• WHAT YOU WILL DO:
Send back every record word for word, with nothing missing.

%%

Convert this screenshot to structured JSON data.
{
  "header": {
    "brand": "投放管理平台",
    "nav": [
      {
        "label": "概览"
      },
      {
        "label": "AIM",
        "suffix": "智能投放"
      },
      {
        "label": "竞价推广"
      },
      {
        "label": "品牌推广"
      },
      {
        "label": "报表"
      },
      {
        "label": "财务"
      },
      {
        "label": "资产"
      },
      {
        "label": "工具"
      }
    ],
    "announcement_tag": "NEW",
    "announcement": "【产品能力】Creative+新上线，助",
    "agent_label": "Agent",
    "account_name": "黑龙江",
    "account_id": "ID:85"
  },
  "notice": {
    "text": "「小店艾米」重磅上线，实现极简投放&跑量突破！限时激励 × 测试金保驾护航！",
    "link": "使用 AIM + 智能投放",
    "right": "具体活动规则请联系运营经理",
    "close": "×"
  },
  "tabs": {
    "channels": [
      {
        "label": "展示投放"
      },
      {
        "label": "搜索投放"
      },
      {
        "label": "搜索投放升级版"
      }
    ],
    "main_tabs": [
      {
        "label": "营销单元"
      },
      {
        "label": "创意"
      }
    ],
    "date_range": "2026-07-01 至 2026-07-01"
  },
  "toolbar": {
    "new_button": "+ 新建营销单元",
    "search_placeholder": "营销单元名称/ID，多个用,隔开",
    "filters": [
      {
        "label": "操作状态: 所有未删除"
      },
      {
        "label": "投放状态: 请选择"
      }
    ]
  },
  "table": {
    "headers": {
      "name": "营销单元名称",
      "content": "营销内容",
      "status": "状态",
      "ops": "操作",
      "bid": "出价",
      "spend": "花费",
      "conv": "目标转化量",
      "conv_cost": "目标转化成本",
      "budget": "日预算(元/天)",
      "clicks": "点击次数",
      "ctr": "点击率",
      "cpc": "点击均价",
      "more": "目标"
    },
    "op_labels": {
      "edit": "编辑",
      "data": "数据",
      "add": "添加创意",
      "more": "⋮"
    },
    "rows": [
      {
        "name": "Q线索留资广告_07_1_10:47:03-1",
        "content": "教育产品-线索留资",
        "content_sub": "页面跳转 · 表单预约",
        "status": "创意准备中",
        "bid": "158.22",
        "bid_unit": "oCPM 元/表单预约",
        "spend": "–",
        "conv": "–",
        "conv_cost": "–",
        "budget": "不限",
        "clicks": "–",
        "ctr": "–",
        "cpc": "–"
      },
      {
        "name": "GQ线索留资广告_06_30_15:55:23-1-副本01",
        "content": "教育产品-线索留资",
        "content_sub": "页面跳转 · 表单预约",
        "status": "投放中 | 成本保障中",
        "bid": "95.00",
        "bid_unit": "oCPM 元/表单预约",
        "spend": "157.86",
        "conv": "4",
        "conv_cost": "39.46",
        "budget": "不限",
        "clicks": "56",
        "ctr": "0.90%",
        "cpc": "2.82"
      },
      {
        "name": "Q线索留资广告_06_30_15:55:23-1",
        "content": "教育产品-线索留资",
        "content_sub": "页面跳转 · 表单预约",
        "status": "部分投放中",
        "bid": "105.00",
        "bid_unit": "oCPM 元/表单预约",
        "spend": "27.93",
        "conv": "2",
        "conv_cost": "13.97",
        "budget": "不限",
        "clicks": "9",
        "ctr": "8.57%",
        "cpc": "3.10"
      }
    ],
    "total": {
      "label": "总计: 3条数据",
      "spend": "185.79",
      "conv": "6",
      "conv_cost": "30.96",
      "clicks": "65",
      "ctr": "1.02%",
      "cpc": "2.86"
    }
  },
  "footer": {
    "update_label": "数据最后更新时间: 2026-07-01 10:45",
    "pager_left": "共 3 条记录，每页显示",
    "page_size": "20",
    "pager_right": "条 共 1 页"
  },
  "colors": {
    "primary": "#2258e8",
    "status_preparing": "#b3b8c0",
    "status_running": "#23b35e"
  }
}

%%

• OUTPUT:
Convert this screenshot to structured JSON data.
{
  "header": {
    "brand": "投放管理平台",
    "nav": [
      {
        "label": "概览"
      },
      {
        "label": "AIM",
        "suffix": "智能投放"
      },
      {
        "label": "竞价推广"
      },
      {
        "label": "品牌推广"
      },
      {
        "label": "报表"
      },
      {
        "label": "财务"
      },
      {
        "label": "资产"
      },
      {
        "label": "工具"
      }
    ],
    "announcement_tag": "NEW",
    "announcement": "【产品能力】Creative+新上线，助",
    "agent_label": "Agent",
    "account_name": "黑龙江",
    "account_id": "ID:85"
  },
  "notice": {
    "text": "「小店艾米」重磅上线，实现极简投放&跑量突破！限时激励 × 测试金保驾护航！",
    "link": "使用 AIM + 智能投放",
    "right": "具体活动规则请联系运营经理",
    "close": "×"
  },
  "tabs": {
    "channels": [
      {
        "label": "展示投放"
      },
      {
        "label": "搜索投放"
      },
      {
        "label": "搜索投放升级版"
      }
    ],
    "main_tabs": [
      {
        "label": "营销单元"
      },
      {
        "label": "创意"
      }
    ],
    "date_range": "2026-07-01 至 2026-07-01"
  },
  "toolbar": {
    "new_button": "+ 新建营销单元",
    "search_placeholder": "营销单元名称/ID，多个用,隔开",
    "filters": [
      {
        "label": "操作状态: 所有未删除"
      },
      {
        "label": "投放状态: 请选择"
      }
    ]
  },
  "table": {
    "headers": {
      "name": "营销单元名称",
      "content": "营销内容",
      "status": "状态",
      "ops": "操作",
      "bid": "出价",
      "spend": "花费",
      "conv": "目标转化量",
      "conv_cost": "目标转化成本",
      "budget": "日预算(元/天)",
      "clicks": "点击次数",
      "ctr": "点击率",
      "cpc": "点击均价",
      "more": "目标"
    },
    "op_labels": {
      "edit": "编辑",
      "data": "数据",
      "add": "添加创意",
      "more": "⋮"
    },
    "rows": [
      {
        "name": "Q线索留资广告_07_1_10:47:03-1",
        "content": "教育产品-线索留资",
        "content_sub": "页面跳转 · 表单预约",
        "status": "创意准备中",
        "bid": "158.22",
        "bid_unit": "oCPM 元/表单预约",
        "spend": "–",
        "conv": "–",
        "conv_cost": "–",
        "budget": "不限",
        "clicks": "–",
        "ctr": "–",
        "cpc": "–"
      },
      {
        "name": "GQ线索留资广告_06_30_15:55:23-1-副本01",
        "content": "教育产品-线索留资",
        "content_sub": "页面跳转 · 表单预约",
        "status": "投放中 | 成本保障中",
        "bid": "95.00",
        "bid_unit": "oCPM 元/表单预约",
        "spend": "157.86",
        "conv": "4",
        "conv_cost": "39.46",
        "budget": "不限",
        "clicks": "56",
        "ctr": "0.90%",
        "cpc": "2.82"
      },
      {
        "name": "Q线索留资广告_06_30_15:55:23-1",
        "content": "教育产品-线索留资",
        "content_sub": "页面跳转 · 表单预约",
        "status": "部分投放中",
        "bid": "105.00",
        "bid_unit": "oCPM 元/表单预约",
        "spend": "27.93",
        "conv": "2",
        "conv_cost": "13.97",
        "budget": "不限",
        "clicks": "9",
        "ctr": "8.57%",
        "cpc": "3.10"
      }
    ],
    "total": {
      "label": "总计: 3条数据",
      "spend": "185.79",
      "conv": "6",
      "conv_cost": "30.96",
      "clicks": "65",
      "ctr": "1.02%",
      "cpc": "2.86"
    }
  },
  "footer": {
    "update_label": "数据最后更新时间: 2026-07-01 10:45",
    "pager_left": "共 3 条记录，每页显示",
    "page_size": "20",
    "pager_right": "条 共 1 页"
  },
  "colors": {
    "primary": "#2258e8",
    "status_preparing": "#b3b8c0",
    "status_running": "#23b35e"
  }
}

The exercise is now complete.